“Why can’t I stop myself from overeating?” This is a question that for many cannot be answered simply by a lack of motivation, or genetics. It is the feeling of wanting to eat that last bite of dessert, even though you know that you were full halfway through dinner. Logically, you know that your body does not need any more food, but there seems to be an internal force that fixates on how good that next bite will taste.
David Kessler, in his New York Times Bestseller The End of Overeating, describes how the American food industry constructed and continues to profit from this dissociation. The former FDA commissioner lays out the science behind high-caloric food and the brain’s reward systems that has led to an epidemic of overeating. Although more than a decade has passed since this book was published, millions of people continue to struggle with chronic overeating that for some has led to uncontrollable weight. The compulsion to overeat often does not neatly fit into any defined eating disorder. As a result, individuals are blamed for their own lack of motivation to control their weight.
Restraining yourself from eating junk food is difficult because that is how it was engineered.
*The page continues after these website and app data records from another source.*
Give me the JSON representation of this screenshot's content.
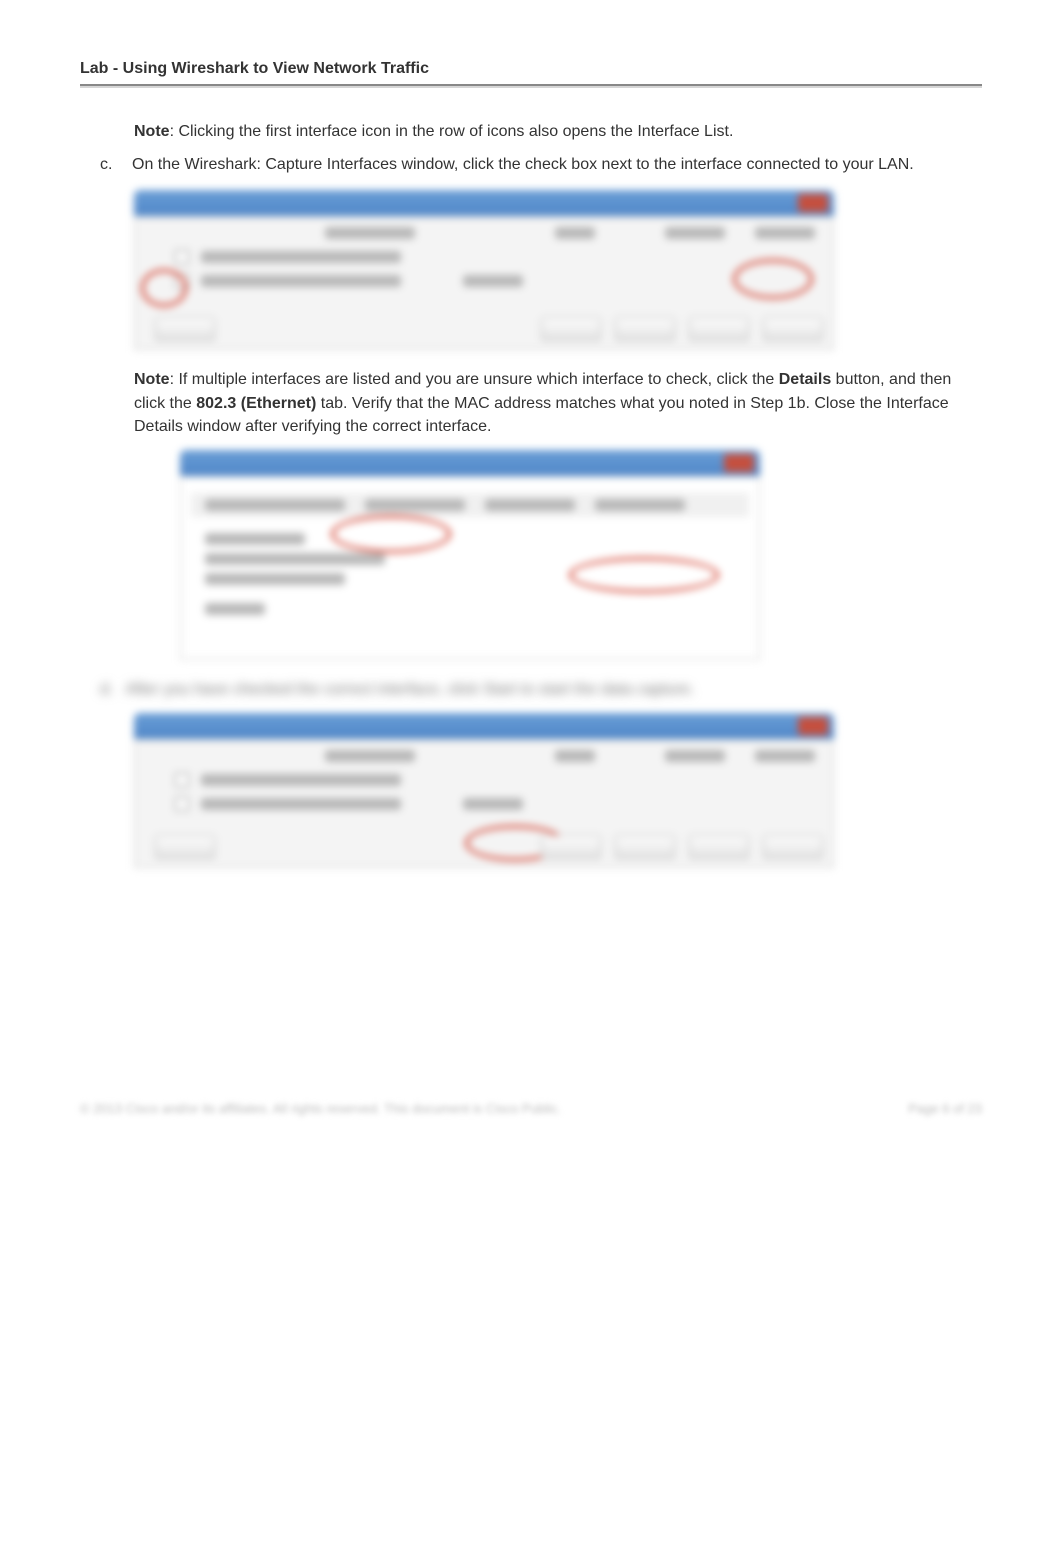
{
  "title": "Lab - Using Wireshark to View Network Traffic",
  "note1_prefix": "Note",
  "note1_text": ": Clicking the first interface icon in the row of icons also opens the Interface List.",
  "step_c_marker": "c.",
  "step_c_text": "On the Wireshark: Capture Interfaces window, click the check box next to the interface connected to your LAN.",
  "note2_prefix": "Note",
  "note2_before": ": If multiple interfaces are listed and you are unsure which interface to check, click the ",
  "details_word": "Details",
  "note2_mid": " button, and then click the ",
  "ethernet_word": "802.3 (Ethernet)",
  "note2_after": " tab. Verify that the MAC address matches what you noted in Step 1b. Close the Interface Details window after verifying the correct interface.",
  "step_d_marker": "d.",
  "step_d_text": "After you have checked the correct interface, click Start to start the data capture.",
  "footer_left": "© 2013 Cisco and/or its affiliates. All rights reserved. This document is Cisco Public.",
  "footer_right": "Page 6 of 23"
}
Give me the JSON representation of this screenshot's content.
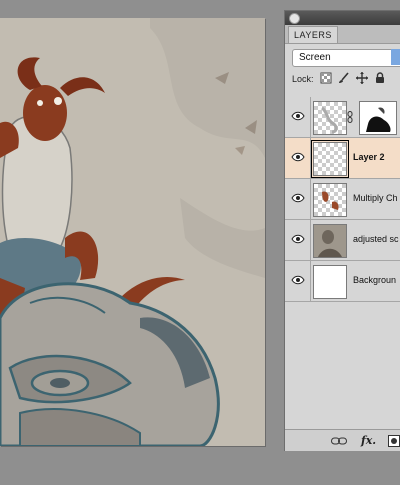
{
  "panel": {
    "tab_label": "LAYERS",
    "blend_mode": "Screen",
    "lock_label": "Lock:"
  },
  "layers": [
    {
      "name": "",
      "has_mask": true,
      "visible": true,
      "active": false
    },
    {
      "name": "Layer 2",
      "has_mask": false,
      "visible": true,
      "active": true
    },
    {
      "name": "Multiply Ch",
      "has_mask": false,
      "visible": true,
      "active": false
    },
    {
      "name": "adjusted sc",
      "has_mask": false,
      "visible": true,
      "active": false
    },
    {
      "name": "Backgroun",
      "has_mask": false,
      "visible": true,
      "active": false
    }
  ],
  "bottom_bar": {
    "fx_label": "fx."
  },
  "colors": {
    "active_layer": "#f4ddc8",
    "canvas_paper": "#c2bcb1",
    "workspace": "#8f8f8f",
    "character_skin": "#8a3b1f",
    "stone_teal": "#3c6470"
  },
  "icons": [
    "eye-icon",
    "link-icon",
    "lock-transparent-icon",
    "brush-icon",
    "move-icon",
    "padlock-icon",
    "chain-icon",
    "fx-icon",
    "new-layer-icon"
  ]
}
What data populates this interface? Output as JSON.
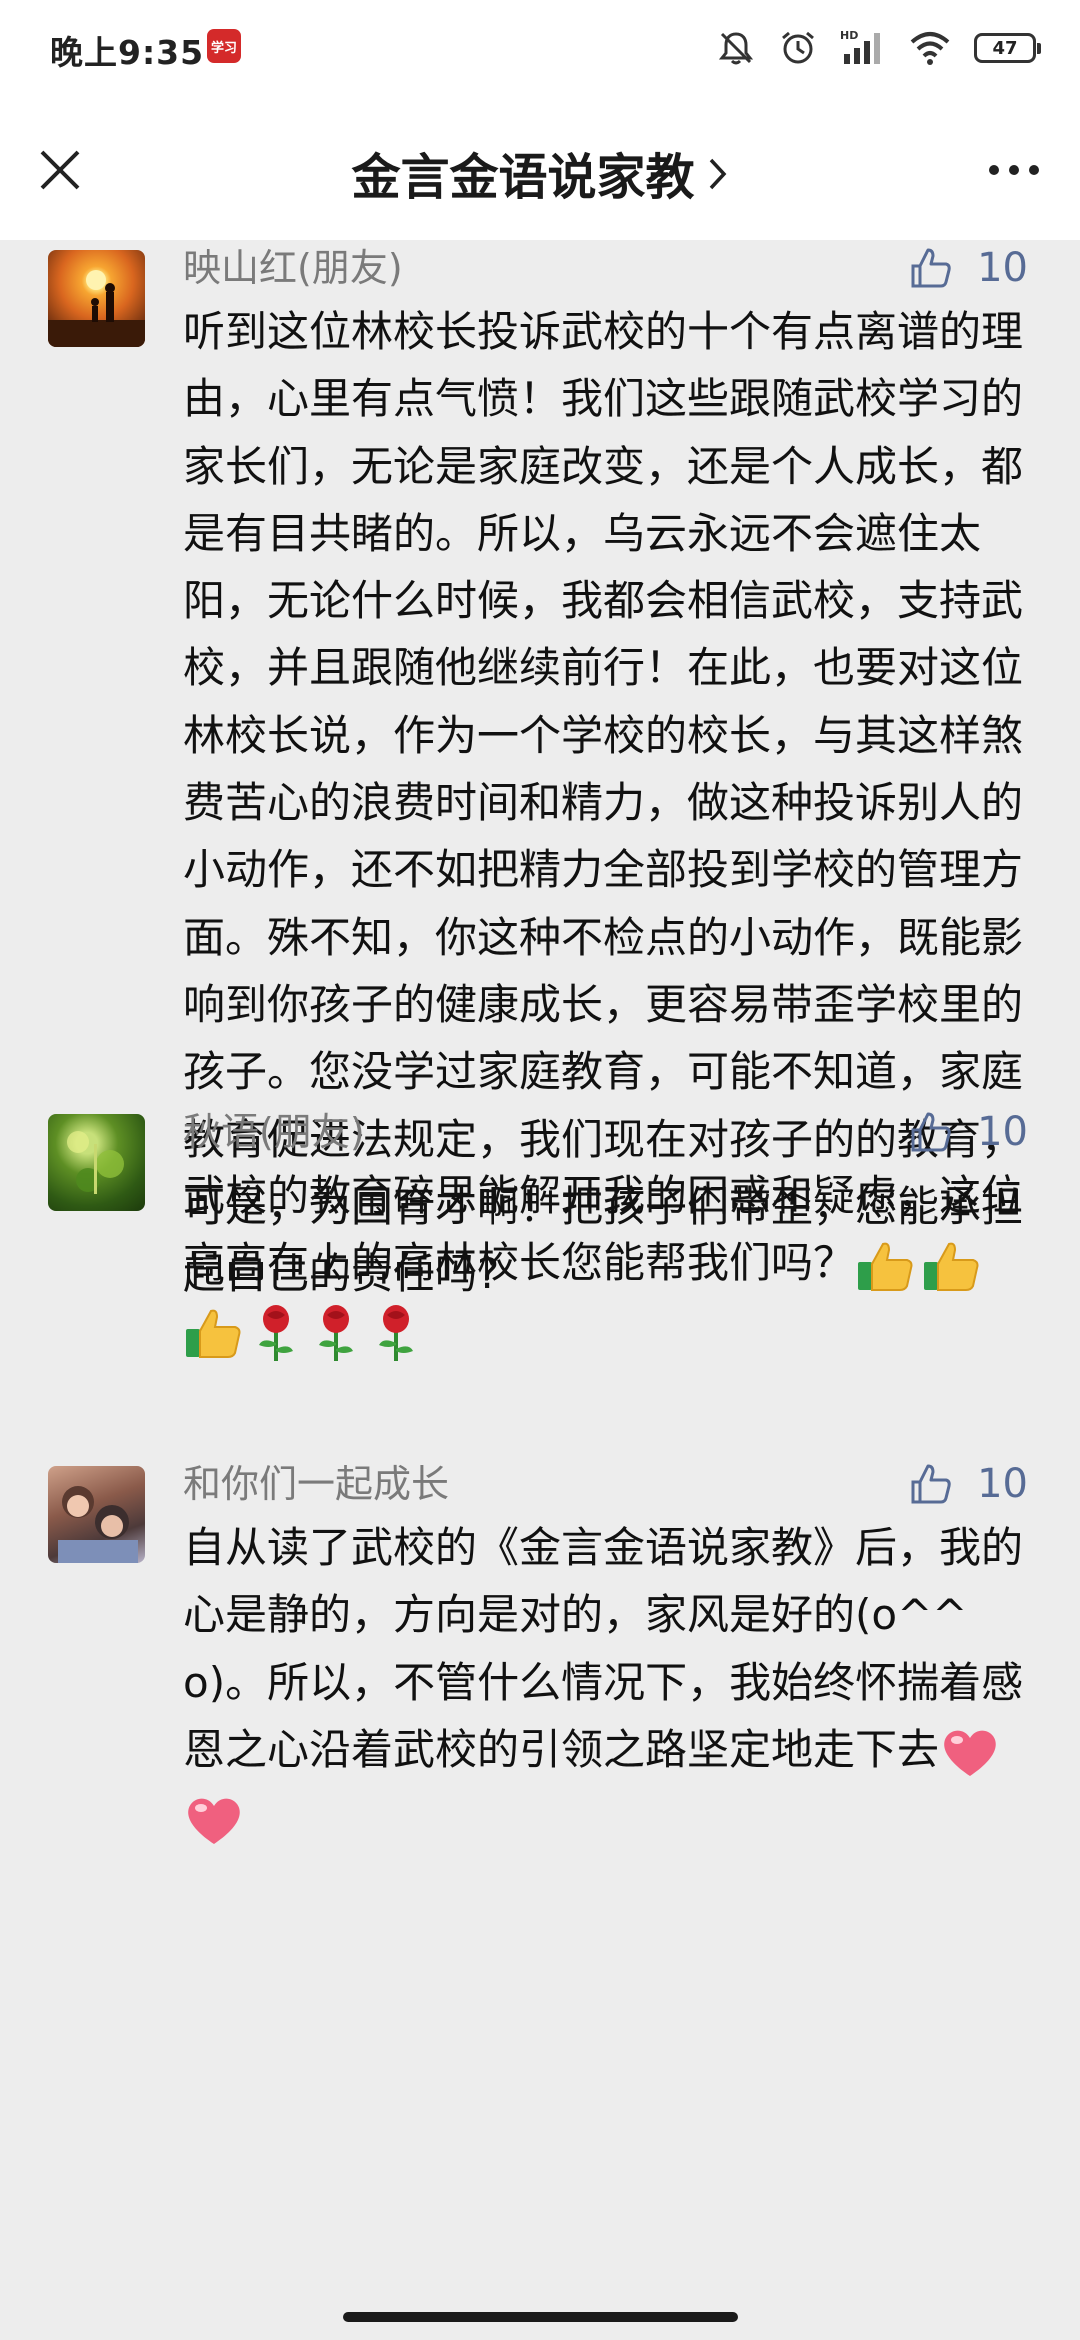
{
  "status_bar": {
    "time": "晚上9:35",
    "app_icon_label": "学习",
    "battery": "47",
    "icons": [
      "mute-icon",
      "alarm-icon",
      "hd-signal-icon",
      "wifi-icon",
      "battery-icon"
    ]
  },
  "header": {
    "title": "金言金语说家教",
    "close_icon": "close-icon",
    "more_icon": "more-icon"
  },
  "comments": [
    {
      "author": "映山红(朋友)",
      "likes": "10",
      "text": "听到这位林校长投诉武校的十个有点离谱的理由，心里有点气愤！我们这些跟随武校学习的家长们，无论是家庭改变，还是个人成长，都是有目共睹的。所以，乌云永远不会遮住太阳，无论什么时候，我都会相信武校，支持武校，并且跟随他继续前行！在此，也要对这位林校长说，作为一个学校的校长，与其这样煞费苦心的浪费时间和精力，做这种投诉别人的小动作，还不如把精力全部投到学校的管理方面。殊不知，你这种不检点的小动作，既能影响到你孩子的健康成长，更容易带歪学校里的孩子。您没学过家庭教育，可能不知道，家庭教育促进法规定，我们现在对孩子的的教育，可是，为国育才啊！把孩子们带歪，您能承担起自己的责任吗?"
    },
    {
      "author": "秋语(朋友)",
      "likes": "10",
      "text": "武校的教育碎思能解开我的困惑和疑虑，这位高高在上的高林校长您能帮我们吗？",
      "emojis": [
        "thumbs-up-emoji",
        "thumbs-up-emoji",
        "thumbs-up-emoji",
        "rose-emoji",
        "rose-emoji",
        "rose-emoji"
      ]
    },
    {
      "author": "和你们一起成长",
      "likes": "10",
      "text": "自从读了武校的《金言金语说家教》后，我的心是静的，方向是对的，家风是好的(o^^o)。所以，不管什么情况下，我始终怀揣着感恩之心沿着武校的引领之路坚定地走下去",
      "emojis": [
        "heart-emoji",
        "heart-emoji"
      ]
    }
  ]
}
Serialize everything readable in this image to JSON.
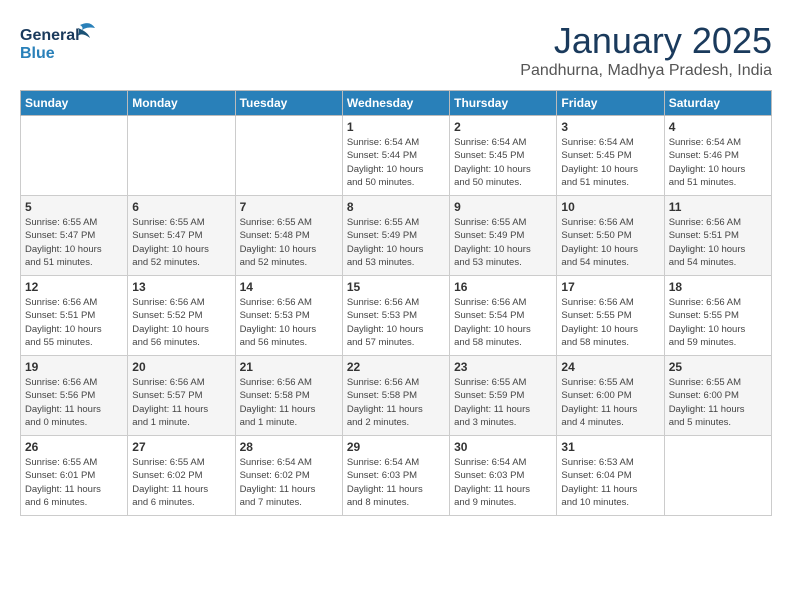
{
  "header": {
    "logo_general": "General",
    "logo_blue": "Blue",
    "month_title": "January 2025",
    "subtitle": "Pandhurna, Madhya Pradesh, India"
  },
  "days_of_week": [
    "Sunday",
    "Monday",
    "Tuesday",
    "Wednesday",
    "Thursday",
    "Friday",
    "Saturday"
  ],
  "weeks": [
    [
      {
        "day": "",
        "content": ""
      },
      {
        "day": "",
        "content": ""
      },
      {
        "day": "",
        "content": ""
      },
      {
        "day": "1",
        "content": "Sunrise: 6:54 AM\nSunset: 5:44 PM\nDaylight: 10 hours\nand 50 minutes."
      },
      {
        "day": "2",
        "content": "Sunrise: 6:54 AM\nSunset: 5:45 PM\nDaylight: 10 hours\nand 50 minutes."
      },
      {
        "day": "3",
        "content": "Sunrise: 6:54 AM\nSunset: 5:45 PM\nDaylight: 10 hours\nand 51 minutes."
      },
      {
        "day": "4",
        "content": "Sunrise: 6:54 AM\nSunset: 5:46 PM\nDaylight: 10 hours\nand 51 minutes."
      }
    ],
    [
      {
        "day": "5",
        "content": "Sunrise: 6:55 AM\nSunset: 5:47 PM\nDaylight: 10 hours\nand 51 minutes."
      },
      {
        "day": "6",
        "content": "Sunrise: 6:55 AM\nSunset: 5:47 PM\nDaylight: 10 hours\nand 52 minutes."
      },
      {
        "day": "7",
        "content": "Sunrise: 6:55 AM\nSunset: 5:48 PM\nDaylight: 10 hours\nand 52 minutes."
      },
      {
        "day": "8",
        "content": "Sunrise: 6:55 AM\nSunset: 5:49 PM\nDaylight: 10 hours\nand 53 minutes."
      },
      {
        "day": "9",
        "content": "Sunrise: 6:55 AM\nSunset: 5:49 PM\nDaylight: 10 hours\nand 53 minutes."
      },
      {
        "day": "10",
        "content": "Sunrise: 6:56 AM\nSunset: 5:50 PM\nDaylight: 10 hours\nand 54 minutes."
      },
      {
        "day": "11",
        "content": "Sunrise: 6:56 AM\nSunset: 5:51 PM\nDaylight: 10 hours\nand 54 minutes."
      }
    ],
    [
      {
        "day": "12",
        "content": "Sunrise: 6:56 AM\nSunset: 5:51 PM\nDaylight: 10 hours\nand 55 minutes."
      },
      {
        "day": "13",
        "content": "Sunrise: 6:56 AM\nSunset: 5:52 PM\nDaylight: 10 hours\nand 56 minutes."
      },
      {
        "day": "14",
        "content": "Sunrise: 6:56 AM\nSunset: 5:53 PM\nDaylight: 10 hours\nand 56 minutes."
      },
      {
        "day": "15",
        "content": "Sunrise: 6:56 AM\nSunset: 5:53 PM\nDaylight: 10 hours\nand 57 minutes."
      },
      {
        "day": "16",
        "content": "Sunrise: 6:56 AM\nSunset: 5:54 PM\nDaylight: 10 hours\nand 58 minutes."
      },
      {
        "day": "17",
        "content": "Sunrise: 6:56 AM\nSunset: 5:55 PM\nDaylight: 10 hours\nand 58 minutes."
      },
      {
        "day": "18",
        "content": "Sunrise: 6:56 AM\nSunset: 5:55 PM\nDaylight: 10 hours\nand 59 minutes."
      }
    ],
    [
      {
        "day": "19",
        "content": "Sunrise: 6:56 AM\nSunset: 5:56 PM\nDaylight: 11 hours\nand 0 minutes."
      },
      {
        "day": "20",
        "content": "Sunrise: 6:56 AM\nSunset: 5:57 PM\nDaylight: 11 hours\nand 1 minute."
      },
      {
        "day": "21",
        "content": "Sunrise: 6:56 AM\nSunset: 5:58 PM\nDaylight: 11 hours\nand 1 minute."
      },
      {
        "day": "22",
        "content": "Sunrise: 6:56 AM\nSunset: 5:58 PM\nDaylight: 11 hours\nand 2 minutes."
      },
      {
        "day": "23",
        "content": "Sunrise: 6:55 AM\nSunset: 5:59 PM\nDaylight: 11 hours\nand 3 minutes."
      },
      {
        "day": "24",
        "content": "Sunrise: 6:55 AM\nSunset: 6:00 PM\nDaylight: 11 hours\nand 4 minutes."
      },
      {
        "day": "25",
        "content": "Sunrise: 6:55 AM\nSunset: 6:00 PM\nDaylight: 11 hours\nand 5 minutes."
      }
    ],
    [
      {
        "day": "26",
        "content": "Sunrise: 6:55 AM\nSunset: 6:01 PM\nDaylight: 11 hours\nand 6 minutes."
      },
      {
        "day": "27",
        "content": "Sunrise: 6:55 AM\nSunset: 6:02 PM\nDaylight: 11 hours\nand 6 minutes."
      },
      {
        "day": "28",
        "content": "Sunrise: 6:54 AM\nSunset: 6:02 PM\nDaylight: 11 hours\nand 7 minutes."
      },
      {
        "day": "29",
        "content": "Sunrise: 6:54 AM\nSunset: 6:03 PM\nDaylight: 11 hours\nand 8 minutes."
      },
      {
        "day": "30",
        "content": "Sunrise: 6:54 AM\nSunset: 6:03 PM\nDaylight: 11 hours\nand 9 minutes."
      },
      {
        "day": "31",
        "content": "Sunrise: 6:53 AM\nSunset: 6:04 PM\nDaylight: 11 hours\nand 10 minutes."
      },
      {
        "day": "",
        "content": ""
      }
    ]
  ]
}
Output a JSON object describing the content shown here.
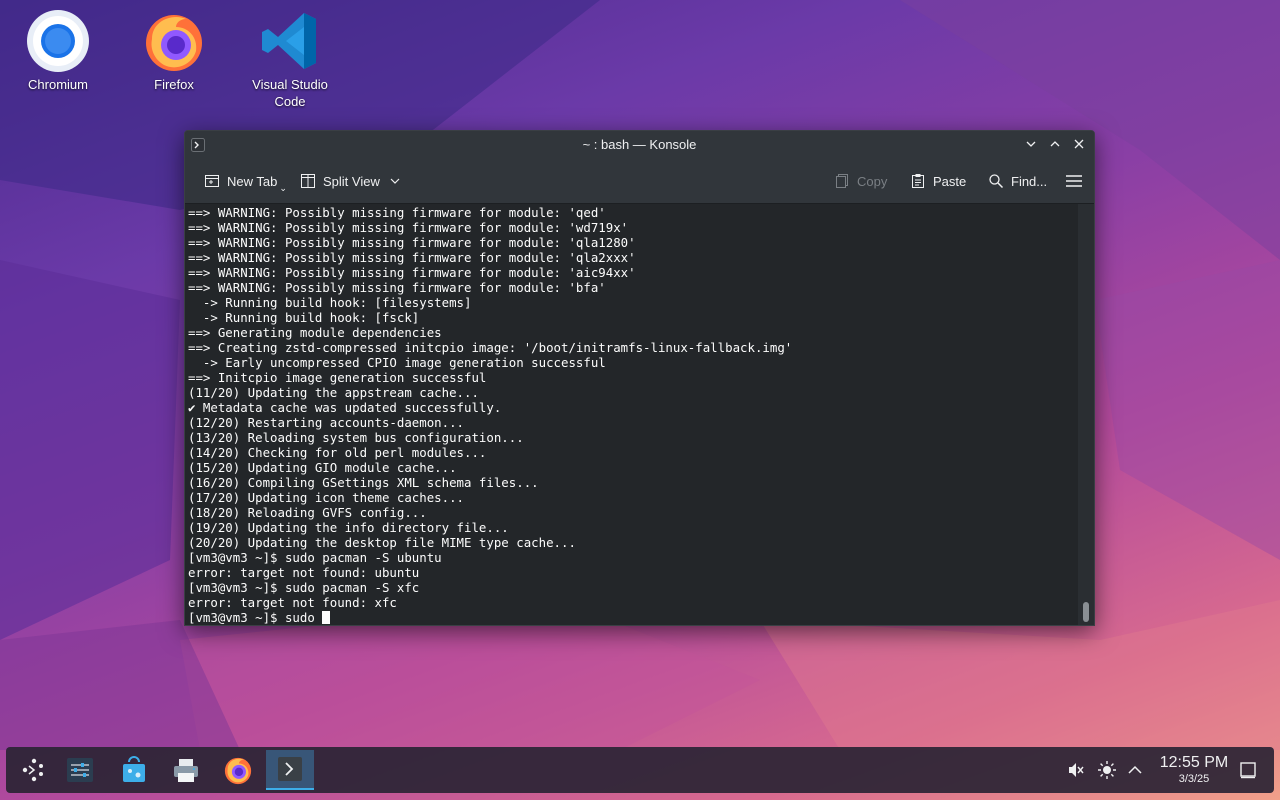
{
  "desktop": {
    "icons": [
      {
        "label": "Chromium"
      },
      {
        "label": "Firefox"
      },
      {
        "label": "Visual Studio Code"
      }
    ]
  },
  "window": {
    "title": "~ : bash — Konsole",
    "toolbar": {
      "new_tab": "New Tab",
      "split_view": "Split View",
      "copy": "Copy",
      "paste": "Paste",
      "find": "Find..."
    },
    "terminal_lines": [
      "==> WARNING: Possibly missing firmware for module: 'qed'",
      "==> WARNING: Possibly missing firmware for module: 'wd719x'",
      "==> WARNING: Possibly missing firmware for module: 'qla1280'",
      "==> WARNING: Possibly missing firmware for module: 'qla2xxx'",
      "==> WARNING: Possibly missing firmware for module: 'aic94xx'",
      "==> WARNING: Possibly missing firmware for module: 'bfa'",
      "  -> Running build hook: [filesystems]",
      "  -> Running build hook: [fsck]",
      "==> Generating module dependencies",
      "==> Creating zstd-compressed initcpio image: '/boot/initramfs-linux-fallback.img'",
      "  -> Early uncompressed CPIO image generation successful",
      "==> Initcpio image generation successful",
      "(11/20) Updating the appstream cache...",
      "✔ Metadata cache was updated successfully.",
      "(12/20) Restarting accounts-daemon...",
      "(13/20) Reloading system bus configuration...",
      "(14/20) Checking for old perl modules...",
      "(15/20) Updating GIO module cache...",
      "(16/20) Compiling GSettings XML schema files...",
      "(17/20) Updating icon theme caches...",
      "(18/20) Reloading GVFS config...",
      "(19/20) Updating the info directory file...",
      "(20/20) Updating the desktop file MIME type cache...",
      "[vm3@vm3 ~]$ sudo pacman -S ubuntu",
      "error: target not found: ubuntu",
      "[vm3@vm3 ~]$ sudo pacman -S xfc",
      "error: target not found: xfc"
    ],
    "prompt": "[vm3@vm3 ~]$ sudo "
  },
  "taskbar": {
    "time": "12:55 PM",
    "date": "3/3/25",
    "pinned": [
      "application-launcher-icon",
      "system-settings-icon",
      "discover-icon",
      "printer-icon",
      "firefox-icon",
      "konsole-icon"
    ]
  },
  "colors": {
    "terminal_bg": "#232629",
    "terminal_fg": "#fcfcfc",
    "accent": "#3daee9"
  }
}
This is something that Dr. Kessler writes about firsthand. Regardless of the numerous studies that reveal how sugar and fat hijack your brain’s reward system to crave more, even the former FDA commissioner and physician admits that its pull can sometimes be too much to resist. In this first installment of a multi-part series on the science behind why we overeat, we highlight the lessons from The End of Overeating and Dr. Kessler’s own love/hate affair with food.
Excerpted from Forbes